SEEK: Salford Environment for Expertise and Knowledge

November 2014

The Effect of Compression Gloves in Hand Osteoarthritis: A Pre-Test-Test Trial

Hammond, A & Prior, Y & Jones, V & Dooley, M & Hough, Y & Jacklin, A 2014, 'The Effect of Compression Gloves in Hand Osteoarthritis: A Pre-Test-Test Trial', Arthritis and Rheumatism , 66(11 - Suppl), p.S436.


Background: Compression gloves are used in Hand Osteoarthritis (HOA) to reduce pain (day and/or night), stiffness and improve hand function.  A systematic review identified only two trials (sample sizes n= 2 and 5), with inconclusive results[1]. The commonest compression gloves provided in the UK are Isotoner gloves. The aim was to evaluate effects of compression gloves on hand pain, stiffness and function.

Methods: A pre-post-test study was conducted. Participants were recruited from 10 Rheumatology Occupational Therapy (OT) departments; had a doctor diagnosis of HOA and no steroid injections or new/changed medication within the previous 4 weeks.  Assessments at 0 and 4 weeks included: hand pain on activity and at night, hand stiffness   (all 0-10 numeric rating scales: none to very severe); Measure of Activity Performance of the Hand [MAP-HAND, 2]; Grip Ability Test [GAT, 3]; and composite finger flexion to distal wrist crease (CFF).  OT assessors were trained in standardised hand assessment procedures. Assessor inter-rater reliability (ICC,10) was good : CFF (0.76-0.93); GAT (0.98) [4]. All participants received Isotoner ¾ finger gloves. Data were analysed using paired t-tests and effect sizes calculated using eta-squared (values of 0.14+ = large effect, 5).

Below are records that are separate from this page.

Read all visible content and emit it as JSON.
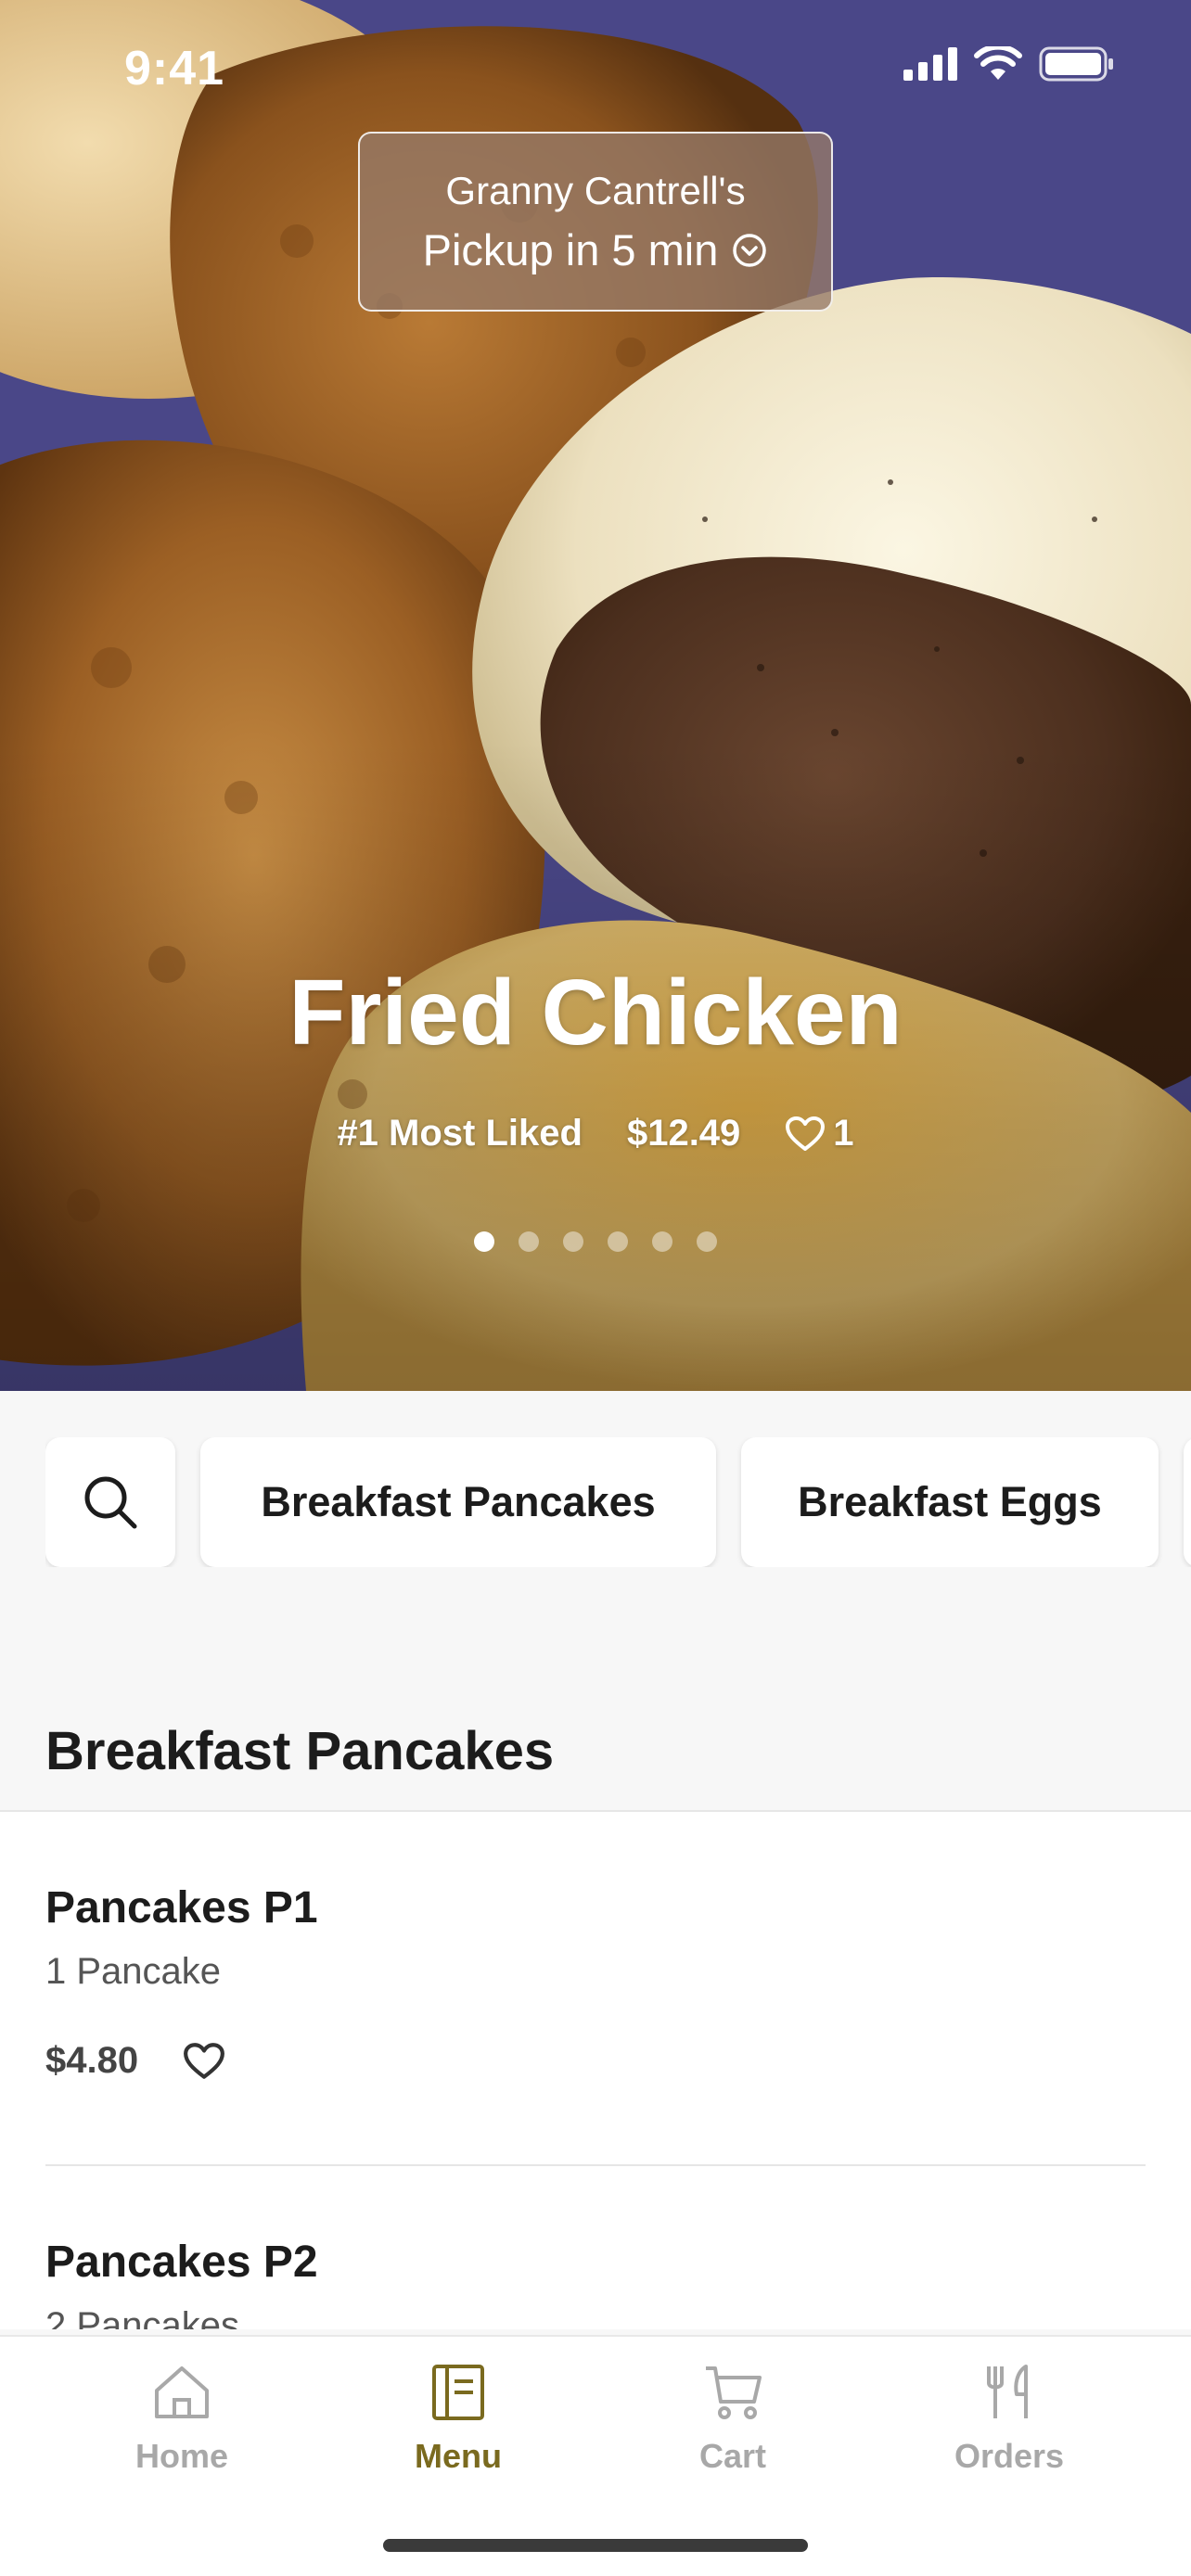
{
  "status_bar": {
    "time": "9:41"
  },
  "store": {
    "name": "Granny Cantrell's",
    "pickup": "Pickup in 5 min"
  },
  "hero": {
    "title": "Fried Chicken",
    "badge": "#1 Most Liked",
    "price": "$12.49",
    "likes": "1",
    "carousel": {
      "count": 6,
      "active_index": 0
    }
  },
  "categories": [
    "Breakfast Pancakes",
    "Breakfast Eggs"
  ],
  "section": {
    "title": "Breakfast Pancakes",
    "items": [
      {
        "name": "Pancakes P1",
        "description": "1 Pancake",
        "price": "$4.80"
      },
      {
        "name": "Pancakes P2",
        "description": "2 Pancakes",
        "price": ""
      }
    ]
  },
  "tabbar": {
    "tabs": [
      {
        "label": "Home",
        "icon": "home-icon"
      },
      {
        "label": "Menu",
        "icon": "menu-icon"
      },
      {
        "label": "Cart",
        "icon": "cart-icon"
      },
      {
        "label": "Orders",
        "icon": "utensils-icon"
      }
    ],
    "active": "Menu"
  },
  "colors": {
    "accent": "#7a6a1f",
    "inactive_tab": "#a8a8a8",
    "pill_bg": "#967a68"
  }
}
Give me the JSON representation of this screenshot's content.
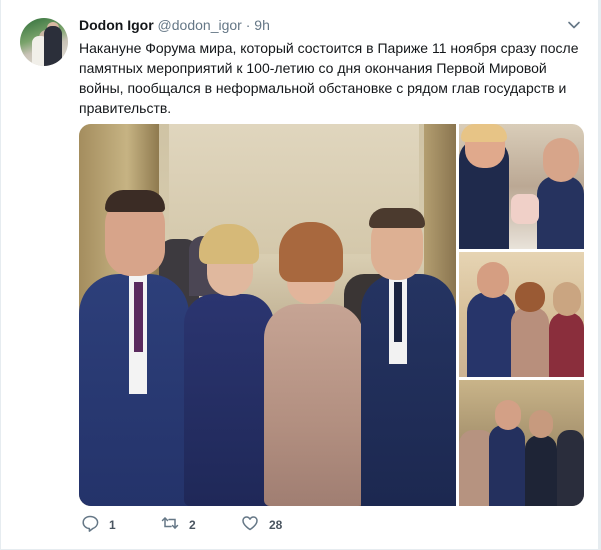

Results:  30 people with HOA participated: 28 women, 2 men); average age = 61.23(SD 8.35) years; time since diagnosis 4.71(SD 6.47) years.  (Right hand data presented below).


0 weeks

4 weeks


Effect size

Hand pain on activity

7.30 (1.61)

6.22 (1.99)



Hand pain at night

6.56 (2.10)

4.19 (2.20)



Hand stiffness

7.22 (1.74)

5.85 (2.14)




25.33 (7.08)

24.03 (7.87)





40.05 (12.04)

33.14 (13.10)



CFF Index (cms)

6.84 (2.17)

6.44 (2.33)



CFF Middle (cms)

5.72 (2.23)

5.29 (2.25)



Conclusion: This study demonstrates, for the first time, that compression gloves used by people with HOA led to significant improvements in: pain during the day and night, stiffness, hand function and finger motion, with moderate to large effect sizes. A limitation was the lack of a control group meaning we cannot be certain benefits were due to compression gloves. A randomised controlled trial needs to be conducted, including longer follow-up.

1 Hammond et al (2014) Rheumatology 53(suppl 1):i125; 2. Paulsen et al (2010) J Rehabil Med 42:636-644; 3. Dellhag & Bjelle (1995) J Rheumatol 22:1559-65; 4. Hammond et al (2014) Rheumatology 53(suppl 1):i124; 5. Cohen (1988) Statistical power for the Behavioural Sciences (Ehlrbaum).

Disclosure: A. Hammond, Jobskin UK, 2, Promedics Orthopaedics Ltd, 2, Dowager Eleanor Peel Trust, 2; Y. Prior, None; V. Jones, None; M . Dooley, None; Y. Hough, None; A. Jacklin, None. 8436


SEEK Members

External Authors

A Jacklin

Y Hough

M Dooley

V Jones

Y Prior

Publication Details

Arthritis and Rheumatism , 66(11 - Suppl), p.S436.